I used to use Google Analytics, then replaced that with the GoAccess log analyzer in 2019, but switched to GoatCounter in 2021 – it’s a bit nicer and easier to manage.

Adding and editing content (Sublime Text)

To add new articles or update existing content on my site, I simply fire up Sublime Text – my text editor – and write.

When adding a new article, I usually copy an existing article file and delete the content, to get the structure of the YAML header right. I also use Sublime’s distraction free mode so all I see is a nice dark screen with text on it: no UI, no icons, nothing except the Markdown text that I’m working on.

While writing, I run jekyll serve in a terminal so that I can browse to http://localhost:4000 and view a rendered version of the article before publishing it.

I really like Sublime Text, but it’s not free, and it would be just as easy to use one of the many free text editors like Notepad++, VS Code, or Vim. There’s nothing fancy about Markdown: you could even use Notepad, or edit files online on directly.

Review changes and push to GitHub (Sublime Merge)

When I’m ready to publish an article, I switch over to my graphical Git tool, Sublime Merge, to commit and push (save and publish) the changes. GitHub Pages makes it go live on the internet within a minute or two.

Here’s a screenshot of Sublime Merge committing a draft of this article:

Sublime Merge screenshot

To make edits, I simply go back to my text editor and make the changes, then review the diff in Sublime Merge before committing and pushing the changes.

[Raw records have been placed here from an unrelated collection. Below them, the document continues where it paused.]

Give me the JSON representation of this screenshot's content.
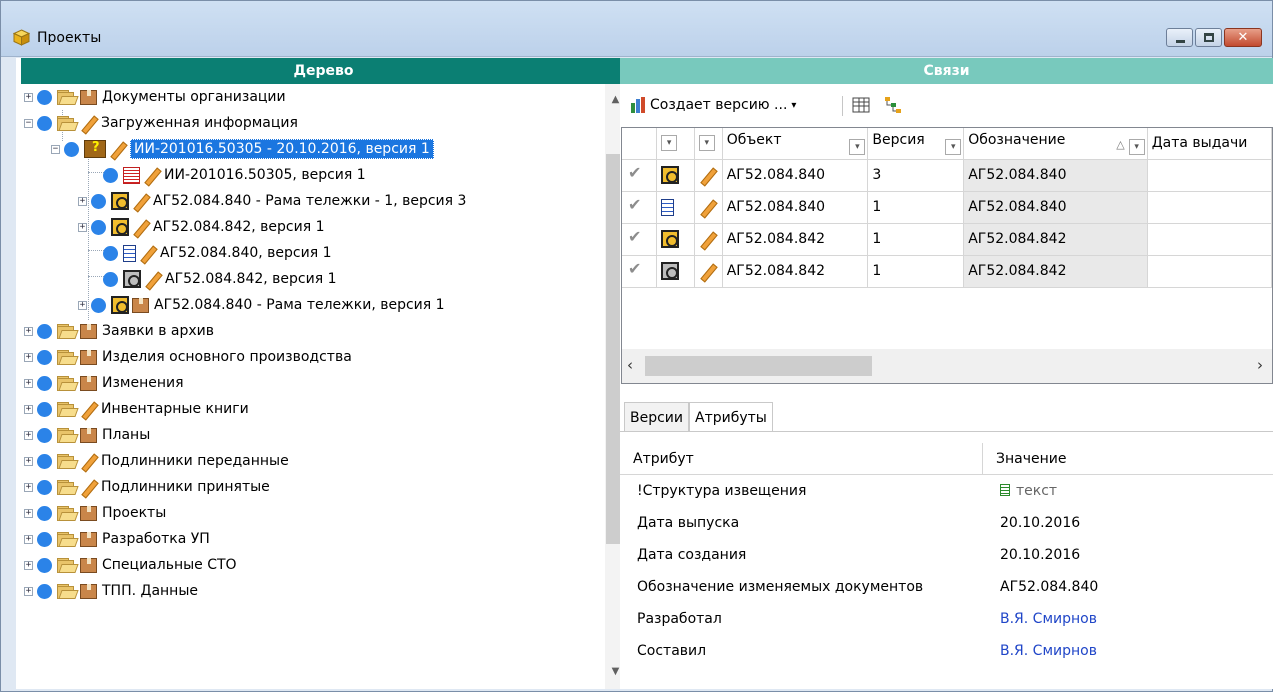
{
  "window": {
    "title": "Проекты"
  },
  "tree": {
    "header": "Дерево",
    "nodes": [
      {
        "label": "Документы организации"
      },
      {
        "label": "Загруженная информация"
      },
      {
        "label": "ИИ-201016.50305 - 20.10.2016, версия 1",
        "selected": true
      },
      {
        "label": "ИИ-201016.50305, версия 1"
      },
      {
        "label": "АГ52.084.840 - Рама тележки - 1, версия 3"
      },
      {
        "label": "АГ52.084.842, версия 1"
      },
      {
        "label": "АГ52.084.840, версия 1"
      },
      {
        "label": "АГ52.084.842, версия 1"
      },
      {
        "label": "АГ52.084.840 - Рама тележки, версия 1"
      },
      {
        "label": "Заявки в архив"
      },
      {
        "label": "Изделия основного производства"
      },
      {
        "label": "Изменения"
      },
      {
        "label": "Инвентарные книги"
      },
      {
        "label": "Планы"
      },
      {
        "label": "Подлинники переданные"
      },
      {
        "label": "Подлинники принятые"
      },
      {
        "label": "Проекты"
      },
      {
        "label": "Разработка УП"
      },
      {
        "label": "Специальные СТО"
      },
      {
        "label": "ТПП. Данные"
      }
    ]
  },
  "links": {
    "header": "Связи",
    "toolbar": {
      "relation_label": "Создает версию ...",
      "relation_arrow": "▾"
    },
    "grid": {
      "columns": [
        "Объект",
        "Версия",
        "Обозначение",
        "Дата выдачи"
      ],
      "sort_indicator": "△",
      "rows": [
        {
          "object": "АГ52.084.840",
          "version": "3",
          "designation": "АГ52.084.840"
        },
        {
          "object": "АГ52.084.840",
          "version": "1",
          "designation": "АГ52.084.840"
        },
        {
          "object": "АГ52.084.842",
          "version": "1",
          "designation": "АГ52.084.842"
        },
        {
          "object": "АГ52.084.842",
          "version": "1",
          "designation": "АГ52.084.842"
        }
      ]
    },
    "tabs": [
      "Версии",
      "Атрибуты"
    ],
    "active_tab": "Атрибуты",
    "attributes": {
      "col_name": "Атрибут",
      "col_value": "Значение",
      "rows": [
        {
          "name": "!Структура извещения",
          "value": "текст"
        },
        {
          "name": "Дата выпуска",
          "value": "20.10.2016"
        },
        {
          "name": "Дата создания",
          "value": "20.10.2016"
        },
        {
          "name": "Обозначение изменяемых документов",
          "value": "АГ52.084.840"
        },
        {
          "name": "Разработал",
          "value": "В.Я. Смирнов"
        },
        {
          "name": "Составил",
          "value": "В.Я. Смирнов"
        }
      ]
    }
  },
  "colors": {
    "tree_header": "#0b7f73",
    "links_header": "#78c9bd",
    "selection": "#1b76e0",
    "status_dot": "#2b83e8",
    "link_text": "#2046c8"
  }
}
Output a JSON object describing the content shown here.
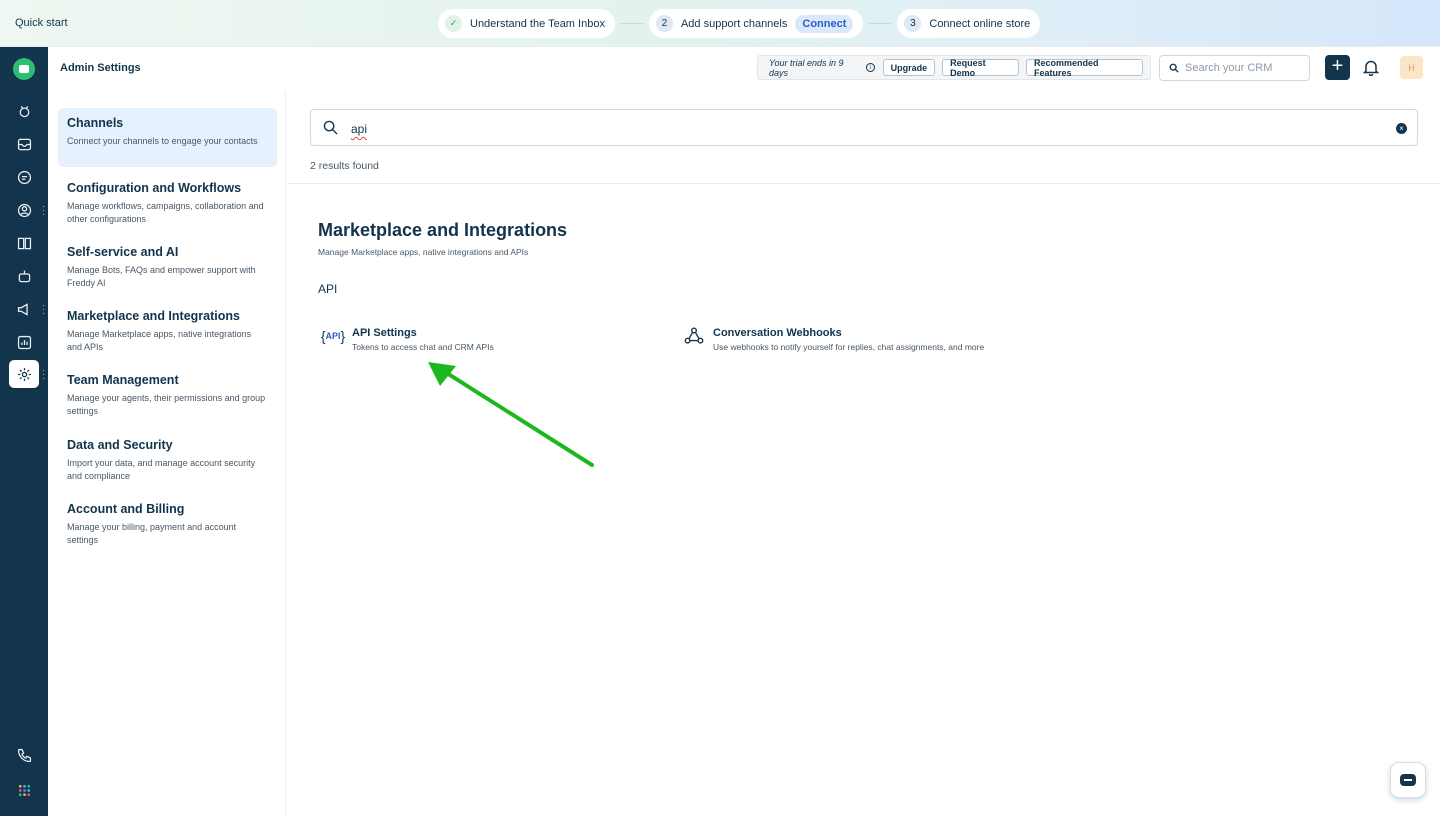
{
  "quick_start": {
    "title": "Quick start",
    "steps": [
      {
        "num": "✓",
        "label": "Understand the Team Inbox"
      },
      {
        "num": "2",
        "label": "Add support channels",
        "action": "Connect"
      },
      {
        "num": "3",
        "label": "Connect online store"
      }
    ]
  },
  "header": {
    "title": "Admin Settings",
    "trial_text": "Your trial ends in 9 days",
    "upgrade": "Upgrade",
    "request_demo": "Request Demo",
    "recommended": "Recommended Features",
    "search_placeholder": "Search your CRM",
    "avatar_initial": "H"
  },
  "nav": [
    {
      "title": "Channels",
      "desc": "Connect your channels to engage your contacts"
    },
    {
      "title": "Configuration and Workflows",
      "desc": "Manage workflows, campaigns, collaboration and other configurations"
    },
    {
      "title": "Self-service and AI",
      "desc": "Manage Bots, FAQs and empower support with Freddy AI"
    },
    {
      "title": "Marketplace and Integrations",
      "desc": "Manage Marketplace apps, native integrations and APIs"
    },
    {
      "title": "Team Management",
      "desc": "Manage your agents, their permissions and group settings"
    },
    {
      "title": "Data and Security",
      "desc": "Import your data, and manage account security and compliance"
    },
    {
      "title": "Account and Billing",
      "desc": "Manage your billing, payment and account settings"
    }
  ],
  "main": {
    "search_value": "api",
    "results": "2 results found",
    "section_title": "Marketplace and Integrations",
    "section_desc": "Manage Marketplace apps, native integrations and APIs",
    "group_title": "API",
    "items": [
      {
        "title": "API Settings",
        "desc": "Tokens to access chat and CRM APIs",
        "icon": "api-icon"
      },
      {
        "title": "Conversation Webhooks",
        "desc": "Use webhooks to notify yourself for replies, chat assignments, and more",
        "icon": "webhook-icon"
      }
    ]
  },
  "colors": {
    "rail": "#12344d",
    "accent": "#2c5cc5",
    "active_nav": "#e5f2fd",
    "arrow": "#1db81d"
  }
}
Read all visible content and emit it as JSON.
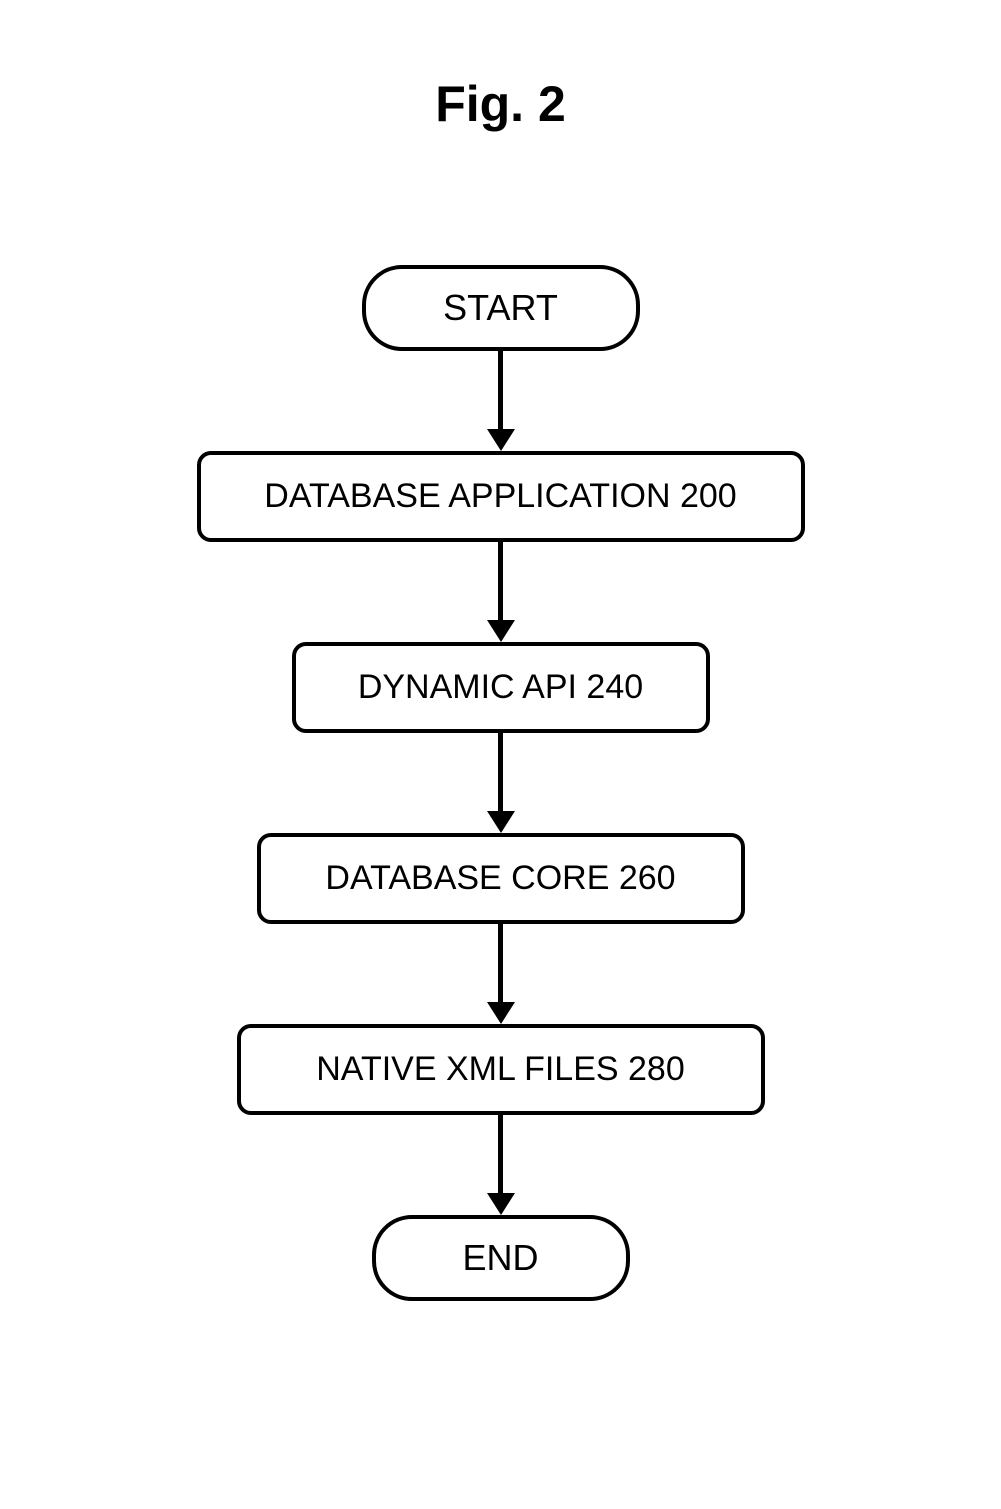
{
  "title": "Fig. 2",
  "flowchart": {
    "start": "START",
    "end": "END",
    "steps": [
      {
        "label": "DATABASE APPLICATION 200"
      },
      {
        "label": "DYNAMIC API 240"
      },
      {
        "label": "DATABASE CORE 260"
      },
      {
        "label": "NATIVE XML FILES 280"
      }
    ]
  }
}
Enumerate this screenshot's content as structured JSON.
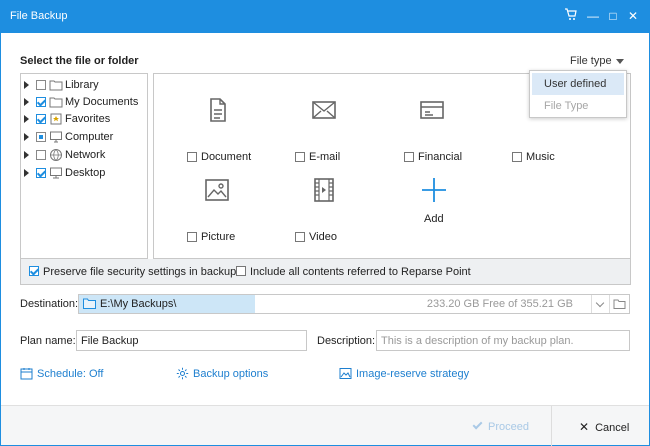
{
  "window": {
    "title": "File Backup",
    "controls": {
      "cart_icon": "cart-icon",
      "minimize": "—",
      "maximize": "□",
      "close": "✕"
    }
  },
  "section_title": "Select the file or folder",
  "file_type": {
    "label": "File type",
    "options": [
      "User defined",
      "File Type"
    ],
    "selected": "User defined"
  },
  "tree": [
    {
      "label": "Library",
      "state": "unchecked",
      "icon": "folder-icon"
    },
    {
      "label": "My Documents",
      "state": "checked",
      "icon": "folder-icon"
    },
    {
      "label": "Favorites",
      "state": "checked",
      "icon": "favorites-icon"
    },
    {
      "label": "Computer",
      "state": "partial",
      "icon": "computer-icon"
    },
    {
      "label": "Network",
      "state": "unchecked",
      "icon": "network-icon"
    },
    {
      "label": "Desktop",
      "state": "checked",
      "icon": "desktop-icon"
    }
  ],
  "file_types": [
    {
      "label": "Document",
      "icon": "document-icon"
    },
    {
      "label": "E-mail",
      "icon": "email-icon"
    },
    {
      "label": "Financial",
      "icon": "financial-icon"
    },
    {
      "label": "Music",
      "icon": "music-icon"
    },
    {
      "label": "Picture",
      "icon": "picture-icon"
    },
    {
      "label": "Video",
      "icon": "video-icon"
    },
    {
      "label": "Add",
      "icon": "add-icon"
    }
  ],
  "options": {
    "preserve_security": "Preserve file security settings in backup",
    "preserve_security_checked": true,
    "include_reparse": "Include all contents referred to Reparse Point",
    "include_reparse_checked": false
  },
  "destination": {
    "label": "Destination:",
    "path": "E:\\My Backups\\",
    "free_space": "233.20 GB Free of 355.21 GB"
  },
  "plan": {
    "name_label": "Plan name:",
    "name_value": "File Backup",
    "description_label": "Description:",
    "description_placeholder": "This is a description of my backup plan."
  },
  "links": {
    "schedule": "Schedule: Off",
    "backup_options": "Backup options",
    "image_reserve": "Image-reserve strategy"
  },
  "footer": {
    "proceed": "Proceed",
    "cancel": "Cancel"
  },
  "colors": {
    "accent": "#1e8ee0",
    "link": "#1e7fcf",
    "disabled": "#a9c9e6"
  }
}
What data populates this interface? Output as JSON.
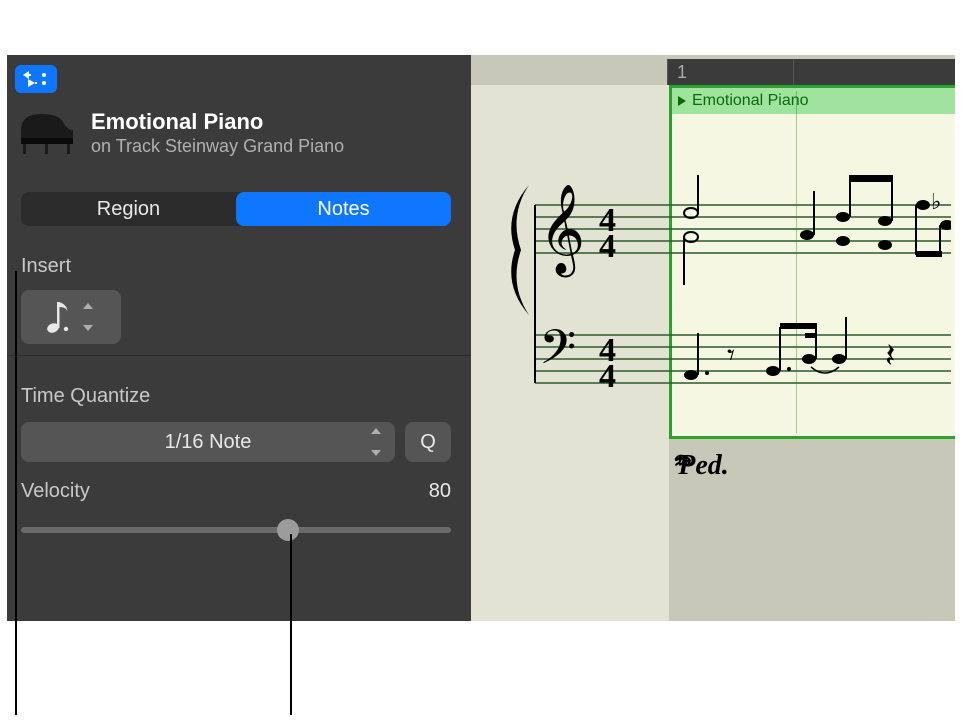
{
  "inspector": {
    "region_name": "Emotional Piano",
    "track_line": "on Track Steinway Grand Piano",
    "tabs": {
      "region": "Region",
      "notes": "Notes"
    },
    "insert_label": "Insert",
    "time_quantize_label": "Time Quantize",
    "tq_value": "1/16 Note",
    "q_button": "Q",
    "velocity_label": "Velocity",
    "velocity_value": "80"
  },
  "score": {
    "ruler_marker": "1",
    "region_label": "Emotional Piano",
    "time_sig_top": "4",
    "time_sig_bottom": "4",
    "pedal_mark": "Ped."
  },
  "icons": {
    "catch": "catch-playhead-icon",
    "piano": "grand-piano-icon",
    "note_insert": "dotted-eighth-note-icon"
  }
}
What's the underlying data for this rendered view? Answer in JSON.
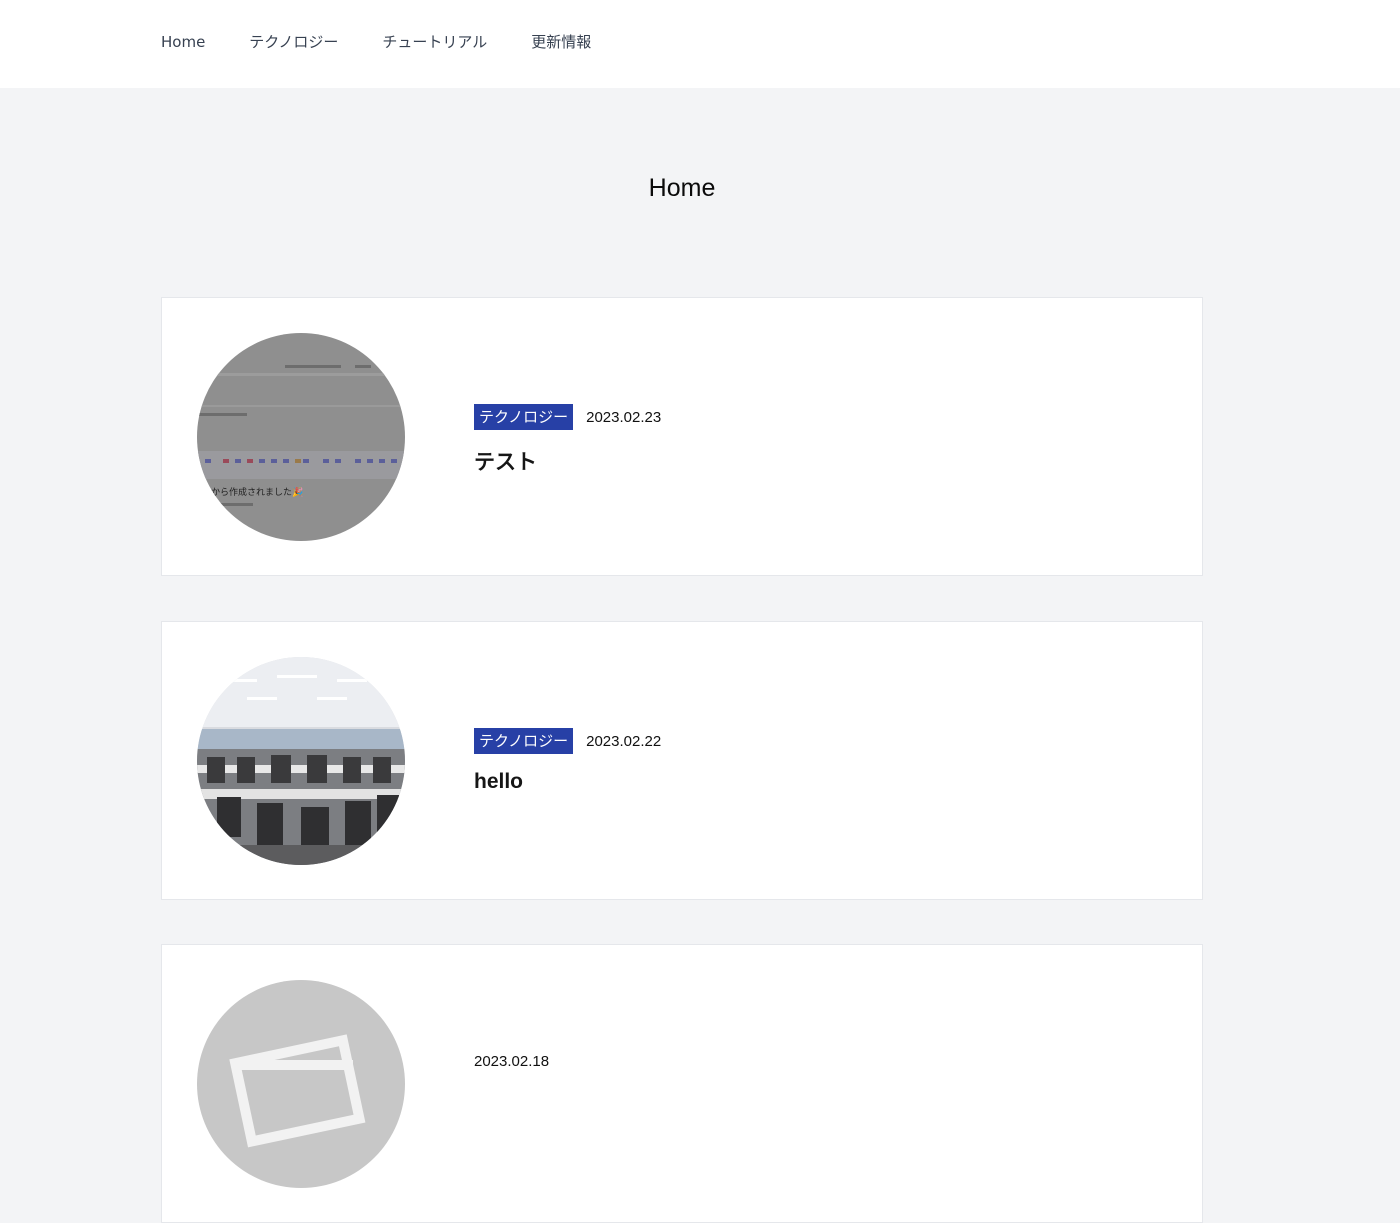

Once again, while I like Sublime Merge – it’s fast and its diff UI is great – you could easily use the command-line git tool or one of the free graphical Git clients to do the same job. Or if you edit files online on, it handles all of the Git stuff for you.


It’s not hard to create and host a website these days, and – apart from the domain which is about $10 per year – does not cost anything.

For developers, I highly recommend the setup that I use: GitHub Pages with Jekyll, along with a no-nonsense layout that doesn’t make the reader download a ton of JavaScript. Let’s keep web pages small and fast!

I’d love it if you sponsored me on GitHub – it will motivate me to work on my open source projects and write more good content. Thanks!